__PROBLEM__: Only the lines holding "婚外恋愛を考える" are wanted. Copy every one from the records below.

Element data from apps and pages
________________________________________

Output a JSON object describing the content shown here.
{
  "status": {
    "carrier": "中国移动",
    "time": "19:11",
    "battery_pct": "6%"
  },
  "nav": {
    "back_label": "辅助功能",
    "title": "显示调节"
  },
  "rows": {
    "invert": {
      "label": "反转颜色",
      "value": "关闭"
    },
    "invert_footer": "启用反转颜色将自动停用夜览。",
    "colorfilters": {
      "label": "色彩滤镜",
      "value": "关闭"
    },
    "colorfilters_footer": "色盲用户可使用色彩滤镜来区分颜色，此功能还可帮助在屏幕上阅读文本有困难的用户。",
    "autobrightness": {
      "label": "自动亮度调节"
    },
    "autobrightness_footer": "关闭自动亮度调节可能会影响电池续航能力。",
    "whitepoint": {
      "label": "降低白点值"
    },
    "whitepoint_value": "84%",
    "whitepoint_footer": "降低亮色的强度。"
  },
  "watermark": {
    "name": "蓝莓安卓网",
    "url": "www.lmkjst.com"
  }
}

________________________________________

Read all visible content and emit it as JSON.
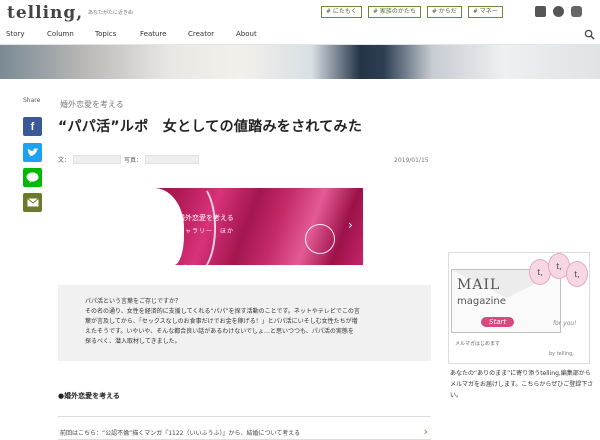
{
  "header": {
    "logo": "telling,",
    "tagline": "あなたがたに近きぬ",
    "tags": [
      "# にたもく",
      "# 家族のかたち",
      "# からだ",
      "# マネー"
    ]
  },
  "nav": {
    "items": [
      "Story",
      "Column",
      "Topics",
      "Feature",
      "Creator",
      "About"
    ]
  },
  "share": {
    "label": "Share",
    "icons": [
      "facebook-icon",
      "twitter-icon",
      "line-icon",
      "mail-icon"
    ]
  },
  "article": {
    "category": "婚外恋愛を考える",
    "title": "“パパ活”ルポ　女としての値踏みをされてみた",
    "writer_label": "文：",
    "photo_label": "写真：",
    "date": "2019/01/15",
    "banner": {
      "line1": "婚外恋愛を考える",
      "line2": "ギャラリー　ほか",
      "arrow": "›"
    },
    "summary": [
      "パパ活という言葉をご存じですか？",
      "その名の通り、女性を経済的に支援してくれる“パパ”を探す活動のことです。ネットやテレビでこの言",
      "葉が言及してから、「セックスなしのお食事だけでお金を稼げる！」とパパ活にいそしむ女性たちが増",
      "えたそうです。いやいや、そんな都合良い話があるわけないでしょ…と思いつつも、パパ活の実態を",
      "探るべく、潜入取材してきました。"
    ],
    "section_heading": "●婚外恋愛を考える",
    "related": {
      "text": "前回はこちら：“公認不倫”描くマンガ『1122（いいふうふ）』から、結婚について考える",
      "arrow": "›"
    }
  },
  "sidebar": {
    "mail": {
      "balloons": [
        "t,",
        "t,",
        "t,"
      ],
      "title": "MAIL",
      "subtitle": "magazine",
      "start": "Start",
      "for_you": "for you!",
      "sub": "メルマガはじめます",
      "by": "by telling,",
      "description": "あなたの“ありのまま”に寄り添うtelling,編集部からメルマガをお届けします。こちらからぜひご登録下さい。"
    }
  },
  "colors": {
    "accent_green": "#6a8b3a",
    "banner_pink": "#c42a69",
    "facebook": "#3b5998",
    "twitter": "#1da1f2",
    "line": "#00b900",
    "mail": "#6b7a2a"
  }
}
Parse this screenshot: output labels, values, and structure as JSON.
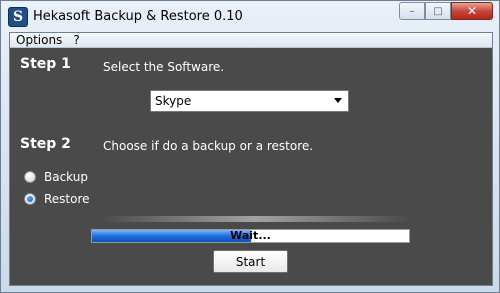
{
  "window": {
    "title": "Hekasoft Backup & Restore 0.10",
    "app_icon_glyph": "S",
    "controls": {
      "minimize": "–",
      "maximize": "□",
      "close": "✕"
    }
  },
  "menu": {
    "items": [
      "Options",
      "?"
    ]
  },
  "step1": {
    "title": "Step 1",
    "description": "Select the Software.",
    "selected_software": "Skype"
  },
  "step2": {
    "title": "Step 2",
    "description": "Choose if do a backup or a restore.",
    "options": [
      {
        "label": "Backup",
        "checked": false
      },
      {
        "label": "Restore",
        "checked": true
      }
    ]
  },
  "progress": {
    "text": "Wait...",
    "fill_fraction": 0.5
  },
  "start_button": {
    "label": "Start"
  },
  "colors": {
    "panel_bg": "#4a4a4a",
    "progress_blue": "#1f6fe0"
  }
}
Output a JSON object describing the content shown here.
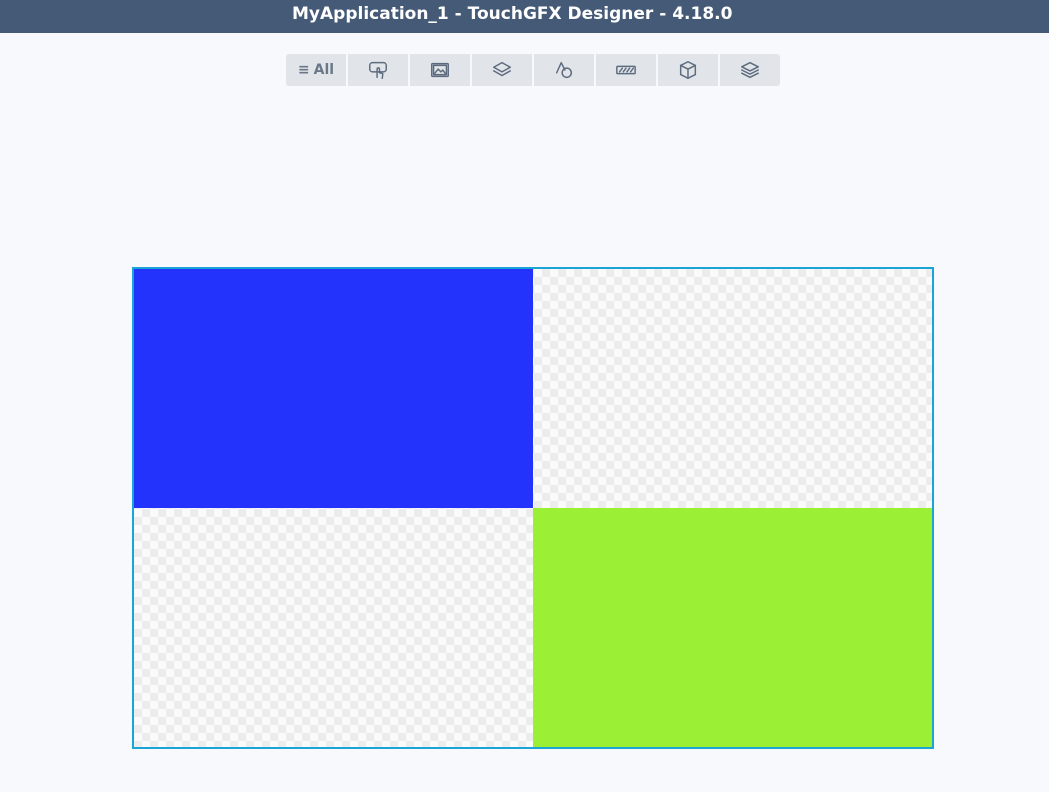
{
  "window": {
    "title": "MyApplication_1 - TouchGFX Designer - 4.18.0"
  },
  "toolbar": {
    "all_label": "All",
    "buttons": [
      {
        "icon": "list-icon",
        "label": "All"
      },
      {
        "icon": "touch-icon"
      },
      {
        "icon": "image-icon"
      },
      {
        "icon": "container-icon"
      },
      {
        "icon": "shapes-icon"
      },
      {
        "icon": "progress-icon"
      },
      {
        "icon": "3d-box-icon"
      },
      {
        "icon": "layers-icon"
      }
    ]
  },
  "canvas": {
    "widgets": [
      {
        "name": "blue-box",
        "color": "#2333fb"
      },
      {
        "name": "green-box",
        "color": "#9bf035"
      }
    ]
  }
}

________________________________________

__TASK SOLUTION__:
    "category": "婚外恋愛を考える",
      "line1": "婚外恋愛を考える",
    "section_heading": "●婚外恋愛を考える",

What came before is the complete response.